With More Federal Aid On The Horizon, Gov. Justice Says He May Be Open To A Special Session
Updated Tuesday, July 28 2020 at 10:52 a.m.
As federal lawmakers debate another coronavirus aid package, Gov. Jim Justice says he’d like a small group of state lawmakers to help shape how West Virginia would use that funding.
But Justice also said Monday he might be open to a special session to let lawmakers have more input on any additional dollars that come in.
The governor said Monday he’s so far held two meetings with a group of top lawmakers to outline his ideas of how to spend money from the CARES Act, passed in March.
Just before the start of the fiscal year on July 1, Justice unveiled his plan to make use of the federal aid, which he said shored up a $255 million deficit and allocated money to “COVID-related highway projects,” unemployment and other programs.
“Now, keep in mind that in that we set aside 678 million of those dollars to make sure that we wouldn't get in a situation where we would have to lay a tax burden on our small businesses and on our businesses across the state,” Justice said of his plan to make use of the CARES Act funding. “Now that money is sitting there in a bucket to ensure that we'll be able to backfill the dollars that we've sent out and drained our unemployment fund to ‘zippo’ and all that kind of stuff.”
Many lawmakers are frustrated over not having input on the spending, but top Senate Republicans have stalled efforts to get the Legislature back for a special session.
While members of the House have secured the needed three-fifths majority to call themselves back, only 12 of 14 Senate Democrats and one Republican — Sen. Mike Azinger of Wood County — have signed on to the effort.

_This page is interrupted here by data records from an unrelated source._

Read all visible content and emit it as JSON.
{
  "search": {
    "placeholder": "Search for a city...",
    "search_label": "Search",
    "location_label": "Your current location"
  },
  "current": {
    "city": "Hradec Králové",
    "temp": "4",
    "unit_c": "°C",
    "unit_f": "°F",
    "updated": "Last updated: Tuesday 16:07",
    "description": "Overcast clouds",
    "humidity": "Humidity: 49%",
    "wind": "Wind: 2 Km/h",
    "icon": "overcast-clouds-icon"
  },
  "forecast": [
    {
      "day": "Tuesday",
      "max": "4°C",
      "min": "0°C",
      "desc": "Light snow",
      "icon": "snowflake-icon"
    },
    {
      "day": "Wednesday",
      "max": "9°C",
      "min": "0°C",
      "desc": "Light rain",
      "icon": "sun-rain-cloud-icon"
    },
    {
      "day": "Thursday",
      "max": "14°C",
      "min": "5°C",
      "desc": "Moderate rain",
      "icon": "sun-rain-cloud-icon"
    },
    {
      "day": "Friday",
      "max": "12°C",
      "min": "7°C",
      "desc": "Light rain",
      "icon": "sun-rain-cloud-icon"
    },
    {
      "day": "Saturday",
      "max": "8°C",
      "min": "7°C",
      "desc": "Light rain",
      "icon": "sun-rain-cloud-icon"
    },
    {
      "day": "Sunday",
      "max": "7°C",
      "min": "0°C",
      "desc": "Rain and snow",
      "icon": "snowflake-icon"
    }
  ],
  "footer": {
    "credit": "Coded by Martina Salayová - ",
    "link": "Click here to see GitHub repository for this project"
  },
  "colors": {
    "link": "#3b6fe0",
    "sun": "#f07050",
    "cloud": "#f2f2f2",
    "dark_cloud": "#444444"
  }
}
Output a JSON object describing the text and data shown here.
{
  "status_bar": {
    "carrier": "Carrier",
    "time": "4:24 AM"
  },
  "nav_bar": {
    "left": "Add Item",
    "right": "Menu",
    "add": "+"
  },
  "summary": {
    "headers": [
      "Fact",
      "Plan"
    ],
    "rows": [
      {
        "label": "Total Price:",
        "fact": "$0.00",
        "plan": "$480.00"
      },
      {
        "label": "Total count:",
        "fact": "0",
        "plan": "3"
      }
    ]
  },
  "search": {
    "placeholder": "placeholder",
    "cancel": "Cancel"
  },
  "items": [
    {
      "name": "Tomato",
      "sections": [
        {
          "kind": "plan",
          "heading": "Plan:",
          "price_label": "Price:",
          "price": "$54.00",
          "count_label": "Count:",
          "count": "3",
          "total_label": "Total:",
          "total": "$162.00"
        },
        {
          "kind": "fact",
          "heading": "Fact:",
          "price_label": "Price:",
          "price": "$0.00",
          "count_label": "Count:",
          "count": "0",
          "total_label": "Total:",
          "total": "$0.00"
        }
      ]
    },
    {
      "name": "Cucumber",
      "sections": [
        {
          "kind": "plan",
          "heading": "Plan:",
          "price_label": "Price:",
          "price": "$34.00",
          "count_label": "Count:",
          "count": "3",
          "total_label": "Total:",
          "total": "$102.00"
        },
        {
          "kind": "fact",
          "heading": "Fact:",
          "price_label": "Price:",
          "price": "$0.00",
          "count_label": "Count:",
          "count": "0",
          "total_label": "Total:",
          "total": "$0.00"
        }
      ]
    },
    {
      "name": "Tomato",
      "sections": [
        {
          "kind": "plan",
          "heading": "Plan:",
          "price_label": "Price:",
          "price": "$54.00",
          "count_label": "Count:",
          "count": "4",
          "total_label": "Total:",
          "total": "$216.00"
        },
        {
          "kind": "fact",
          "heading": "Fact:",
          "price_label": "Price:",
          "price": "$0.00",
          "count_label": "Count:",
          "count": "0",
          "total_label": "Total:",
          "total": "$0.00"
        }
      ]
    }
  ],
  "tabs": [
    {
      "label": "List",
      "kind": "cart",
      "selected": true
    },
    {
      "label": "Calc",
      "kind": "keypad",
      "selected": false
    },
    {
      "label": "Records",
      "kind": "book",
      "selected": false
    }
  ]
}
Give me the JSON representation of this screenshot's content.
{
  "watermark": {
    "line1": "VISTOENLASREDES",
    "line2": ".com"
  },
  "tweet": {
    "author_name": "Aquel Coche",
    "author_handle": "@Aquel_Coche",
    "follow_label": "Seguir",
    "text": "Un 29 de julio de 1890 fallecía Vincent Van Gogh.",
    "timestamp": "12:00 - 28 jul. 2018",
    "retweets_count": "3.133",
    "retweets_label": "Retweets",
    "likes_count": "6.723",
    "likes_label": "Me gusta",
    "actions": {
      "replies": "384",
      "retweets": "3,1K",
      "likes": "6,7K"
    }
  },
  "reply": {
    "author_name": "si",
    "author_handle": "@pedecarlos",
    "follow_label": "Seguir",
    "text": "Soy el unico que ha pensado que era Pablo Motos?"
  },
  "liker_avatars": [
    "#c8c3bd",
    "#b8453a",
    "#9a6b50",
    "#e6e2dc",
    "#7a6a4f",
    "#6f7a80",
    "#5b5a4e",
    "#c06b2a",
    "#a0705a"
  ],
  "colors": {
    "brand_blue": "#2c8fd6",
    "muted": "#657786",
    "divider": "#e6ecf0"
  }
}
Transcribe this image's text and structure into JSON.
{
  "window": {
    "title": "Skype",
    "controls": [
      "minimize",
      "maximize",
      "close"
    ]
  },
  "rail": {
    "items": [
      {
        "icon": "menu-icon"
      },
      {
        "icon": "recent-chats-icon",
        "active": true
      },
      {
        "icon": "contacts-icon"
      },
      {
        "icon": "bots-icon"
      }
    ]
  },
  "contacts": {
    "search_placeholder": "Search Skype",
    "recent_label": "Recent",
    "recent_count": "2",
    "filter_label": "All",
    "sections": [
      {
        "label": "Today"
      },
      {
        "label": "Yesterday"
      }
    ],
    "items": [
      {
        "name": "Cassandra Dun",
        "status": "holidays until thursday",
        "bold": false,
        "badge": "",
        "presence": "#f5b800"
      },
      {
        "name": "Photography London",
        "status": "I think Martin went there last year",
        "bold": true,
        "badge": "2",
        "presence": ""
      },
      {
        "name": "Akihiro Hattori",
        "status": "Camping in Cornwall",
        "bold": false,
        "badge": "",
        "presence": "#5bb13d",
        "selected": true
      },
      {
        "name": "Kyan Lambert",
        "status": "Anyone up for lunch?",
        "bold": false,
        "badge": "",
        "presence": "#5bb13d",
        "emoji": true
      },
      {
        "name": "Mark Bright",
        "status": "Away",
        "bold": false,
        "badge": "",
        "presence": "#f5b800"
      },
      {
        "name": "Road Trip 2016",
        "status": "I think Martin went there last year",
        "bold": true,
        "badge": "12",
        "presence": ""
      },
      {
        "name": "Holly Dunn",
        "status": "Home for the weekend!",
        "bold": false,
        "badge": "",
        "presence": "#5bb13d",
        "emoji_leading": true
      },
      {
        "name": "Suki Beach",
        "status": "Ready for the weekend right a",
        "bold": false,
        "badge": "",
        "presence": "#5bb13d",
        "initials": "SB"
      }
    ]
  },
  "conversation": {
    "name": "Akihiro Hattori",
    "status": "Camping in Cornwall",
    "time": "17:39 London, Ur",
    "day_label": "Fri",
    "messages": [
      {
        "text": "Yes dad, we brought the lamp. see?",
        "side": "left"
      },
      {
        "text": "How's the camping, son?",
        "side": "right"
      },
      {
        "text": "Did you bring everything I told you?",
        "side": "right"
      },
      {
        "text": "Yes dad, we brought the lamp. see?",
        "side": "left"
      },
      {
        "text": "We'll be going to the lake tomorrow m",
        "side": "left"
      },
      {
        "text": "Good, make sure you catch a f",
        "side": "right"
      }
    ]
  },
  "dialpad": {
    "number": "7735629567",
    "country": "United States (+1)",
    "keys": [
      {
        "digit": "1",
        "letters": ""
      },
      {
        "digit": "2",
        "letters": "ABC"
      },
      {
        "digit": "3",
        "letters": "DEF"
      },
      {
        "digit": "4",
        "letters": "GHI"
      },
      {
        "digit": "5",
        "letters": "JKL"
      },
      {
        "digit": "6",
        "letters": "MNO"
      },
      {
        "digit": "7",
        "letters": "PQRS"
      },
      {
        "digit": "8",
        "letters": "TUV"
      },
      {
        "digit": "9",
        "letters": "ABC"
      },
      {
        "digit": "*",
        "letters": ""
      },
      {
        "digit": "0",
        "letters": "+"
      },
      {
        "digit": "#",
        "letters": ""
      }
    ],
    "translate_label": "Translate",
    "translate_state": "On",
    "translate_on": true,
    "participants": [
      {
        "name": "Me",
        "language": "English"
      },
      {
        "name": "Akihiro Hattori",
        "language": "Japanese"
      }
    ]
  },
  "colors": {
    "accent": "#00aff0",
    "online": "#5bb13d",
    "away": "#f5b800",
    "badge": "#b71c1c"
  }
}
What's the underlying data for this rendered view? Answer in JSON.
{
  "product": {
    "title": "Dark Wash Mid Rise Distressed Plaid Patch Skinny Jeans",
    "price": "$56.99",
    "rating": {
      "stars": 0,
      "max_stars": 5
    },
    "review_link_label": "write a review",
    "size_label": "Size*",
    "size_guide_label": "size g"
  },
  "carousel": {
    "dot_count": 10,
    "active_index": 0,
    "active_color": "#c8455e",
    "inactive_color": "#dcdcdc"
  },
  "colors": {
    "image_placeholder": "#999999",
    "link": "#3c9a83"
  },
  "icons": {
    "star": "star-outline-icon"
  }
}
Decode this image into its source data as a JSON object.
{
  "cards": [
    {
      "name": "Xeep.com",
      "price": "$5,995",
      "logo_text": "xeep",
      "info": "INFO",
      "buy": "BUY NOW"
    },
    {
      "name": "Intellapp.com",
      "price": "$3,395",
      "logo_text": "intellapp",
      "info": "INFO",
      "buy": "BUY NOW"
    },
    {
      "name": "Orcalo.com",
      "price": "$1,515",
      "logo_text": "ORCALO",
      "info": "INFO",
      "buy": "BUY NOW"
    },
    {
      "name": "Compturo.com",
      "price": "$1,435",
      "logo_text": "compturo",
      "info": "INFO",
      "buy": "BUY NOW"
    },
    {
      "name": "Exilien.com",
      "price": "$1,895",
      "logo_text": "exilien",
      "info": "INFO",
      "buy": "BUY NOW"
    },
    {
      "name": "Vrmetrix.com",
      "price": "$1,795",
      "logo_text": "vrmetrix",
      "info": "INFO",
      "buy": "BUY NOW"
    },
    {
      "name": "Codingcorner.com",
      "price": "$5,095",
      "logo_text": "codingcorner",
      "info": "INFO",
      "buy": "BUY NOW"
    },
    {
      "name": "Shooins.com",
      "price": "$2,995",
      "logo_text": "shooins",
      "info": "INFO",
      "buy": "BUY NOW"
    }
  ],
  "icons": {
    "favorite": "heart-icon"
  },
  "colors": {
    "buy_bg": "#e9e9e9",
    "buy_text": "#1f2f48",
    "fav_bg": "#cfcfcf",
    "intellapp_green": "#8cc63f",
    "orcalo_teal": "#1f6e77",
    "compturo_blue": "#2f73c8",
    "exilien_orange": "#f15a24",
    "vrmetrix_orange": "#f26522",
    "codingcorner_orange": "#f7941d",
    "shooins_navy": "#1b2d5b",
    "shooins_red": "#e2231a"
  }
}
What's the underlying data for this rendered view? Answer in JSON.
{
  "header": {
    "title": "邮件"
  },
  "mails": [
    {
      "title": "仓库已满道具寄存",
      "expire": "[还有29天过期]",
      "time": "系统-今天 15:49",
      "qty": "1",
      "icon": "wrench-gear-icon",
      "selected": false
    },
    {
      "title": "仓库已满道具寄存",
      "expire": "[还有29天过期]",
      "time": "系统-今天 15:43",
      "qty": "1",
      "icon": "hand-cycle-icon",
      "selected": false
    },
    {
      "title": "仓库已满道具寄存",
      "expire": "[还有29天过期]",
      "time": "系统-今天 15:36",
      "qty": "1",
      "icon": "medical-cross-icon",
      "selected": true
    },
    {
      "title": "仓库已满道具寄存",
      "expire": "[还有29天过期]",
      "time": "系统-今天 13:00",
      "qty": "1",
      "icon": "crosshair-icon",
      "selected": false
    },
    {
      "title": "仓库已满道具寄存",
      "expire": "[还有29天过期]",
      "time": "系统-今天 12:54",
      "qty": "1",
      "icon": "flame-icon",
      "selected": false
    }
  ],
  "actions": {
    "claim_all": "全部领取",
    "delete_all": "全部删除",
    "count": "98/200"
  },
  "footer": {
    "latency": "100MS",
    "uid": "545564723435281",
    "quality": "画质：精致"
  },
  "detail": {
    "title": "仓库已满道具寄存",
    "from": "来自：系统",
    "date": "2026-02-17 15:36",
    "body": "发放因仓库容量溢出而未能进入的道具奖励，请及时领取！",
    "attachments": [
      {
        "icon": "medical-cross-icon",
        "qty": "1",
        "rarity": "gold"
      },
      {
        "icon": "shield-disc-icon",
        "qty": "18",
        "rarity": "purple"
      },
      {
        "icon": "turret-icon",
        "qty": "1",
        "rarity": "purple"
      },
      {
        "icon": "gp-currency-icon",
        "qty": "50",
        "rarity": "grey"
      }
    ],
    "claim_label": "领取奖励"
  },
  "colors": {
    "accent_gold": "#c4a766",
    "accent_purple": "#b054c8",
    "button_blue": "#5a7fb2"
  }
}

At least 21 members of the Senate would be needed to make the effort a reality.
Justice himself has pushed back on the idea of bringing all 134 lawmakers back to Charleston. But with more federal funding potentially available — and the state’s financial situation not as daunting as a month ago — Justice’s playbook could change.
The governor said Monday that he plans to look to the informal advisory committee he’s established for input on the spending of new dollars, but acknowledged he may call lawmakers back to work.
House Speaker Roger Hanshaw, R-Clay, Majority Leader Amy Summers, R-Taylor, Finance Chair Eric Householder, R-Berkeley and Minority Leader Tim Miley, D-Harrison have represented the lower chamber. Senate President Mitch Carmichael, R-Jackson, Finance Chair Craig Blair, R-Berkeley, and Senate Minority Leader Roman Prezioso, D-Marion have been involved in the talks. State Auditor John B. McCuskey also confirmed he has been involved in meetings.
So far, members of the committee have described the meetings as “informational.” The governor’s office said Monday they would let the news media know if those talks become publicly accessible.
But despite a seeming willingness to involve all lawmakers, Justice on Monday did cite some reasons for not bringing everyone back to Charleston.
“We already had a semi little outbreak on the House side with COVID. That's an issue,” Justice said. “There's absolutely the issue that we'll get 7,000 ideas and what we'll do is spin around and spend the taxpayers dollars for, you know, something that we can do.”
Justice suggested that the lawmakers who sit on the informal workgroup can solicit ideas from other lawmakers who, in turn, could ask constituents for suggestions on how to spend any newly available dollars.
According to data provided by the auditor’s office, the state has spent just over $105 million of $1.26 billion in federal aid that’s been earmarked for coronavirus relief. That number does not reflect the nearly $700 millon from the CARES Act that Justice has set aside for unemployment benefits.